───── Records for the exercise ─────
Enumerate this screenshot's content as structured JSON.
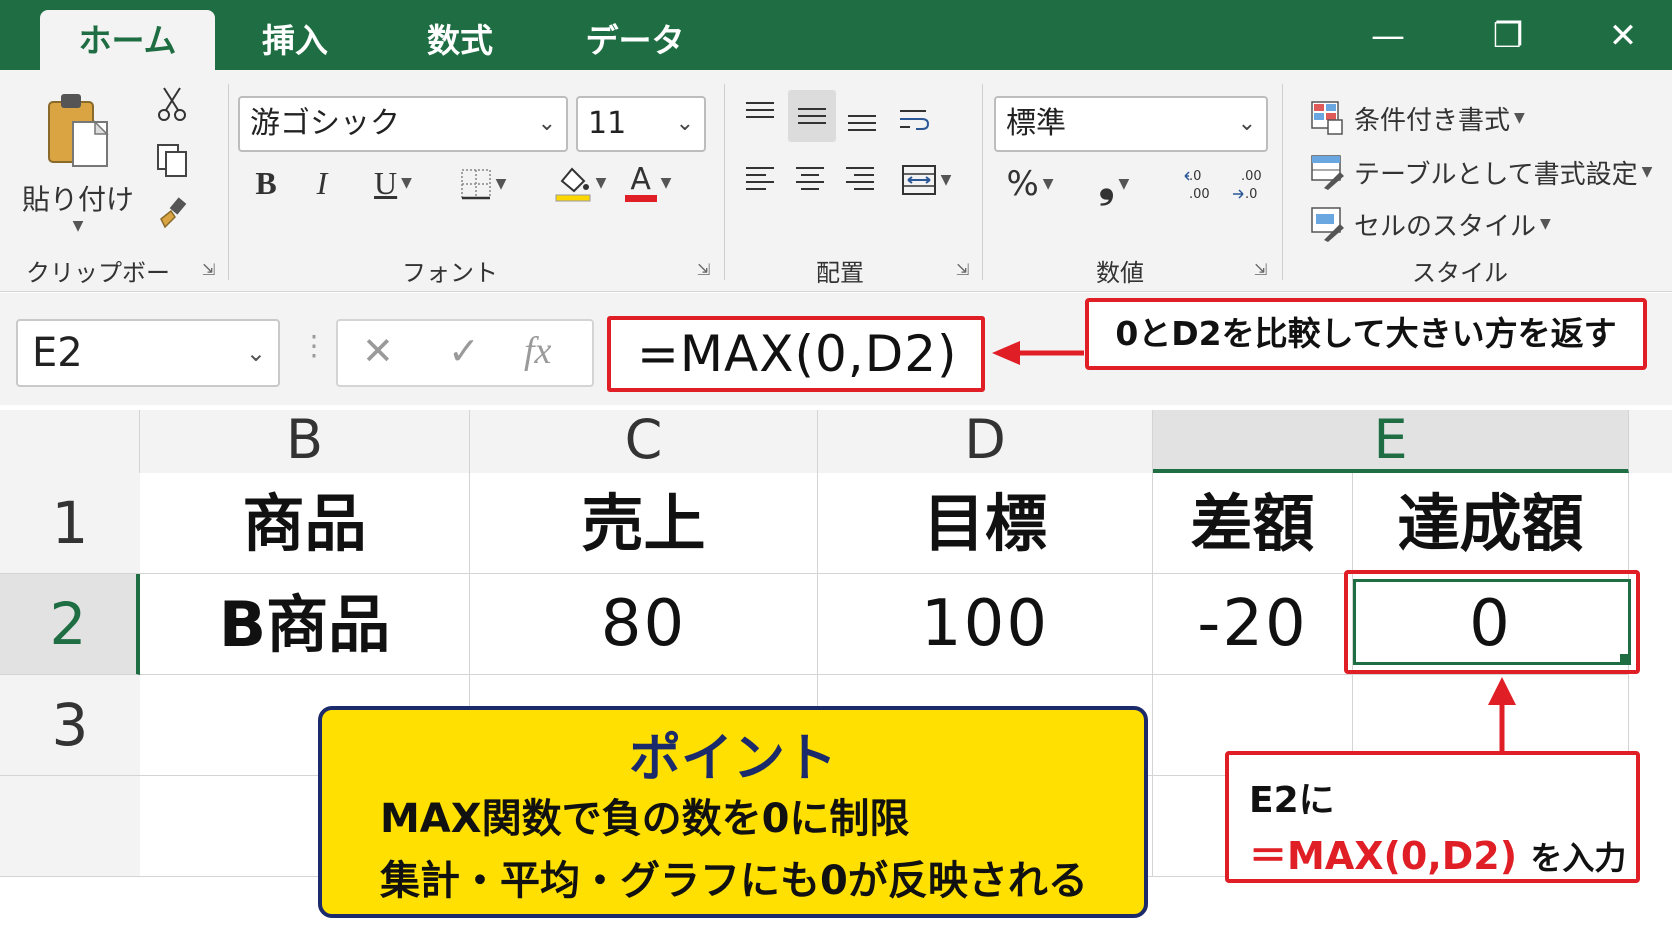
{
  "tabs": [
    {
      "label": "ホーム",
      "active": true
    },
    {
      "label": "挿入",
      "active": false
    },
    {
      "label": "数式",
      "active": false
    },
    {
      "label": "データ",
      "active": false
    }
  ],
  "window_controls": {
    "minimize": "—",
    "maximize": "❐",
    "close": "✕"
  },
  "ribbon": {
    "clipboard": {
      "label": "クリップボード",
      "paste_label": "貼り付け"
    },
    "font": {
      "label": "フォント",
      "font_name": "游ゴシック",
      "font_size": "11",
      "bold": "B",
      "italic": "I",
      "underline": "U",
      "font_color_glyph": "A"
    },
    "alignment": {
      "label": "配置"
    },
    "number": {
      "label": "数値",
      "format": "標準",
      "percent": "%",
      "comma": "❟"
    },
    "styles": {
      "label": "スタイル",
      "items": [
        "条件付き書式",
        "テーブルとして書式設定",
        "セルのスタイル"
      ]
    }
  },
  "formula_bar": {
    "name_box": "E2",
    "cancel": "✕",
    "enter": "✓",
    "fx": "fx",
    "formula": "=MAX(0,D2)",
    "callout": "0とD2を比較して大きい方を返す"
  },
  "grid": {
    "columns": [
      "B",
      "C",
      "D",
      "E"
    ],
    "selected_column": "E",
    "rows": [
      "1",
      "2",
      "3"
    ],
    "selected_row": "2",
    "header_row": [
      "商品",
      "売上",
      "目標",
      "差額",
      "達成額"
    ],
    "data_row": [
      "B商品",
      "80",
      "100",
      "-20",
      "0"
    ]
  },
  "point_box": {
    "title": "ポイント",
    "lines": [
      "MAX関数で負の数を0に制限",
      "集計・平均・グラフにも0が反映される"
    ]
  },
  "e2_callout": {
    "line1": "E2に",
    "formula": "＝MAX(0,D2)",
    "suffix": "を入力"
  },
  "colors": {
    "excel_green": "#1f6e43",
    "highlight_red": "#e01e26",
    "point_yellow": "#ffe000",
    "point_navy": "#1b2a6b"
  }
}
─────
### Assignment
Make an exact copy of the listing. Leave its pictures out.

### Exercise answer
Enumerate this screenshot's content as structured JSON.
{
  "tabs": [
    {
      "label": "ホーム",
      "active": true
    },
    {
      "label": "挿入",
      "active": false
    },
    {
      "label": "数式",
      "active": false
    },
    {
      "label": "データ",
      "active": false
    }
  ],
  "window_controls": {
    "minimize": "—",
    "maximize": "❐",
    "close": "✕"
  },
  "ribbon": {
    "clipboard": {
      "label": "クリップボード",
      "paste_label": "貼り付け"
    },
    "font": {
      "label": "フォント",
      "font_name": "游ゴシック",
      "font_size": "11",
      "bold": "B",
      "italic": "I",
      "underline": "U",
      "font_color_glyph": "A"
    },
    "alignment": {
      "label": "配置"
    },
    "number": {
      "label": "数値",
      "format": "標準",
      "percent": "%",
      "comma": "❟"
    },
    "styles": {
      "label": "スタイル",
      "items": [
        "条件付き書式",
        "テーブルとして書式設定",
        "セルのスタイル"
      ]
    }
  },
  "formula_bar": {
    "name_box": "E2",
    "cancel": "✕",
    "enter": "✓",
    "fx": "fx",
    "formula": "=MAX(0,D2)",
    "callout": "0とD2を比較して大きい方を返す"
  },
  "grid": {
    "columns": [
      "B",
      "C",
      "D",
      "E"
    ],
    "selected_column": "E",
    "rows": [
      "1",
      "2",
      "3"
    ],
    "selected_row": "2",
    "header_row": [
      "商品",
      "売上",
      "目標",
      "差額",
      "達成額"
    ],
    "data_row": [
      "B商品",
      "80",
      "100",
      "-20",
      "0"
    ]
  },
  "point_box": {
    "title": "ポイント",
    "lines": [
      "MAX関数で負の数を0に制限",
      "集計・平均・グラフにも0が反映される"
    ]
  },
  "e2_callout": {
    "line1": "E2に",
    "formula": "＝MAX(0,D2)",
    "suffix": "を入力"
  },
  "colors": {
    "excel_green": "#1f6e43",
    "highlight_red": "#e01e26",
    "point_yellow": "#ffe000",
    "point_navy": "#1b2a6b"
  }
}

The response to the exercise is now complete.